## WHAT THE TASK REQUIRES
Tally up the lines below containing the string "Read", then write the number alone.

## DATA

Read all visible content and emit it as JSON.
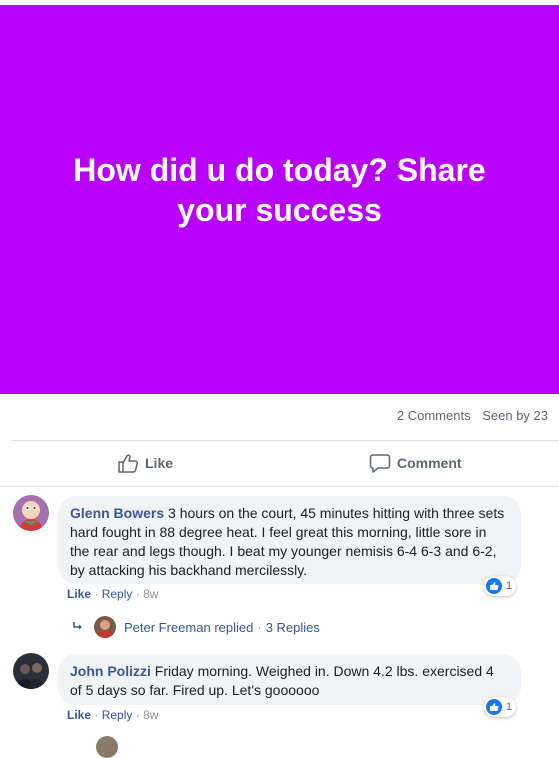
{
  "post": {
    "banner_text": "How did u do today? Share your success",
    "banner_color": "#b900fb"
  },
  "stats": {
    "comments": "2 Comments",
    "seen": "Seen by 23"
  },
  "actions": {
    "like": "Like",
    "comment": "Comment"
  },
  "comments": [
    {
      "author": "Glenn Bowers",
      "text": "3 hours on the court, 45 minutes hitting with three sets hard fought in 88 degree heat. I feel great this morning, little sore in the rear and legs though. I beat my younger nemisis 6-4 6-3 and 6-2, by attacking his backhand mercilessly.",
      "reaction_count": "1",
      "like": "Like",
      "reply": "Reply",
      "time": "8w",
      "sep": "·",
      "replies_preview": {
        "text": "Peter Freeman replied",
        "sep": "·",
        "count": "3 Replies"
      }
    },
    {
      "author": "John Polizzi",
      "text": "Friday morning. Weighed in. Down 4.2 lbs. exercised 4 of 5 days so far. Fired up. Let's goooooo",
      "reaction_count": "1",
      "like": "Like",
      "reply": "Reply",
      "time": "8w",
      "sep": "·"
    }
  ]
}
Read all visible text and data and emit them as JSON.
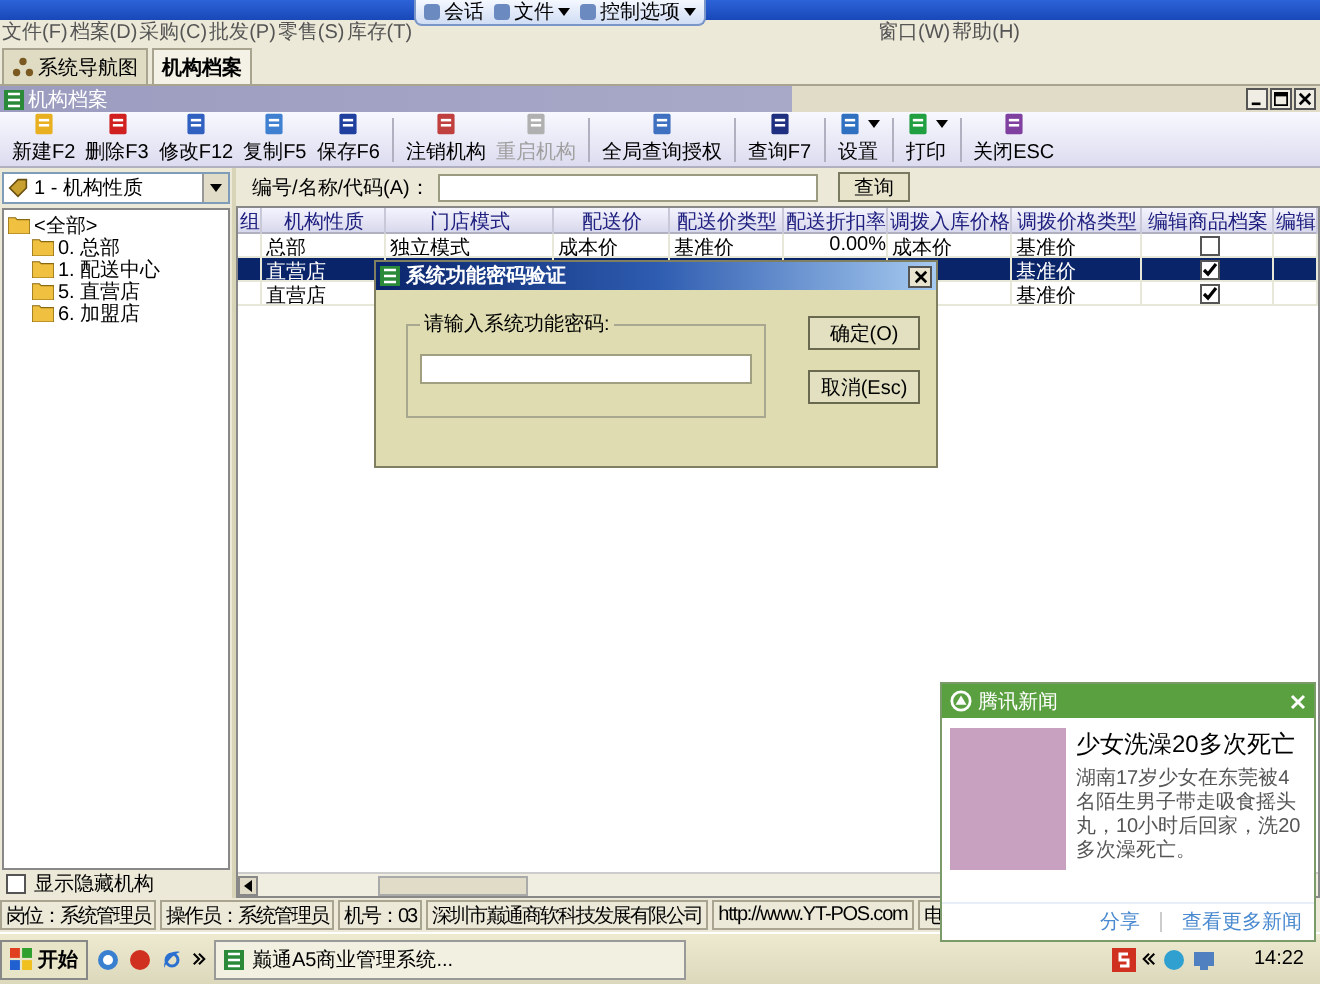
{
  "remote_toolbar": [
    {
      "label": "会话",
      "dropdown": false
    },
    {
      "label": "文件",
      "dropdown": true
    },
    {
      "label": "控制选项",
      "dropdown": true
    }
  ],
  "menu_bar": [
    "文件(F)",
    "档案(D)",
    "采购(C)",
    "批发(P)",
    "零售(S)",
    "库存(T)",
    "窗口(W)",
    "帮助(H)"
  ],
  "tabs": [
    {
      "label": "系统导航图",
      "selected": false
    },
    {
      "label": "机构档案",
      "selected": true
    }
  ],
  "document_window": {
    "title": "机构档案"
  },
  "toolbar": [
    [
      {
        "label": "新建F2",
        "disabled": false,
        "dropdown": false
      },
      {
        "label": "删除F3",
        "disabled": false,
        "dropdown": false
      },
      {
        "label": "修改F12",
        "disabled": false,
        "dropdown": false
      },
      {
        "label": "复制F5",
        "disabled": false,
        "dropdown": false
      },
      {
        "label": "保存F6",
        "disabled": false,
        "dropdown": false
      }
    ],
    [
      {
        "label": "注销机构",
        "disabled": false,
        "dropdown": false
      },
      {
        "label": "重启机构",
        "disabled": true,
        "dropdown": false
      }
    ],
    [
      {
        "label": "全局查询授权",
        "disabled": false,
        "dropdown": false
      }
    ],
    [
      {
        "label": "查询F7",
        "disabled": false,
        "dropdown": false
      }
    ],
    [
      {
        "label": "设置",
        "disabled": false,
        "dropdown": true
      }
    ],
    [
      {
        "label": "打印",
        "disabled": false,
        "dropdown": true
      }
    ],
    [
      {
        "label": "关闭ESC",
        "disabled": false,
        "dropdown": false
      }
    ]
  ],
  "filter": {
    "value": "1 - 机构性质"
  },
  "search": {
    "label": "编号/名称/代码(A)：",
    "button": "查询"
  },
  "tree": {
    "label": "<全部>",
    "expanded": true,
    "children": [
      {
        "label": "0. 总部"
      },
      {
        "label": "1. 配送中心"
      },
      {
        "label": "5. 直营店"
      },
      {
        "label": "6. 加盟店"
      }
    ]
  },
  "show_hidden": {
    "label": "显示隐藏机构",
    "checked": false
  },
  "table": {
    "columns": [
      "组",
      "机构性质",
      "门店模式",
      "配送价",
      "配送价类型",
      "配送折扣率",
      "调拨入库价格",
      "调拨价格类型",
      "编辑商品档案",
      "编辑"
    ],
    "rows": [
      {
        "selected": false,
        "cells": [
          null,
          "总部",
          "独立模式",
          "成本价",
          "基准价",
          "0.00%",
          "成本价",
          "基准价"
        ],
        "edit_goods": false
      },
      {
        "selected": true,
        "cells": [
          null,
          "直营店",
          null,
          null,
          null,
          null,
          null,
          "基准价"
        ],
        "edit_goods": true
      },
      {
        "selected": false,
        "cells": [
          null,
          "直营店",
          null,
          null,
          null,
          null,
          null,
          "基准价"
        ],
        "edit_goods": true
      }
    ]
  },
  "status_bar": [
    "岗位：系统管理员",
    "操作员：系统管理员",
    "机号：03",
    "深圳市巅通商软科技发展有限公司",
    "http://www.YT-POS.com",
    "电"
  ],
  "dialog": {
    "title": "系统功能密码验证",
    "group_label": "请输入系统功能密码:",
    "buttons": [
      "确定(O)",
      "取消(Esc)"
    ]
  },
  "taskbar": {
    "start": "开始",
    "tasks": [
      {
        "label": "巅通A5商业管理系统...",
        "selected": false
      }
    ],
    "clock": "14:22"
  },
  "news_popup": {
    "title": "腾讯新闻",
    "headline": "少女洗澡20多次死亡",
    "body": "湖南17岁少女在东莞被4名陌生男子带走吸食摇头丸，10小时后回家，洗20多次澡死亡。",
    "links": [
      "分享",
      "查看更多新闻"
    ]
  }
}
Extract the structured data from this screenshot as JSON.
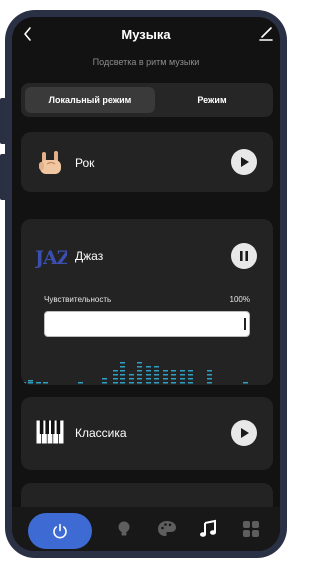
{
  "header": {
    "title": "Музыка",
    "subtitle": "Подсветка в ритм музыки"
  },
  "mode_toggle": {
    "local_label": "Локальный режим",
    "mode_label": "Режим",
    "selected": "local"
  },
  "genres": [
    {
      "label": "Рок",
      "icon": "rock-hand-icon",
      "state": "play"
    },
    {
      "label": "Джаз",
      "icon": "jazz-logo-icon",
      "logo_text": "JAZZ",
      "state": "pause"
    },
    {
      "label": "Классика",
      "icon": "piano-keys-icon",
      "state": "play"
    }
  ],
  "sensitivity": {
    "label": "Чувствительность",
    "value_text": "100%",
    "value": 1.0
  },
  "tabbar": {
    "items": [
      "power-icon",
      "bulb-icon",
      "palette-icon",
      "music-note-icon",
      "grid-icon"
    ],
    "active": "music-note-icon"
  },
  "colors": {
    "accent": "#3d6bd3",
    "equalizer": "#2f9fc4",
    "jazz_logo": "#3b4fb0"
  }
}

## TASK SOLUTION
2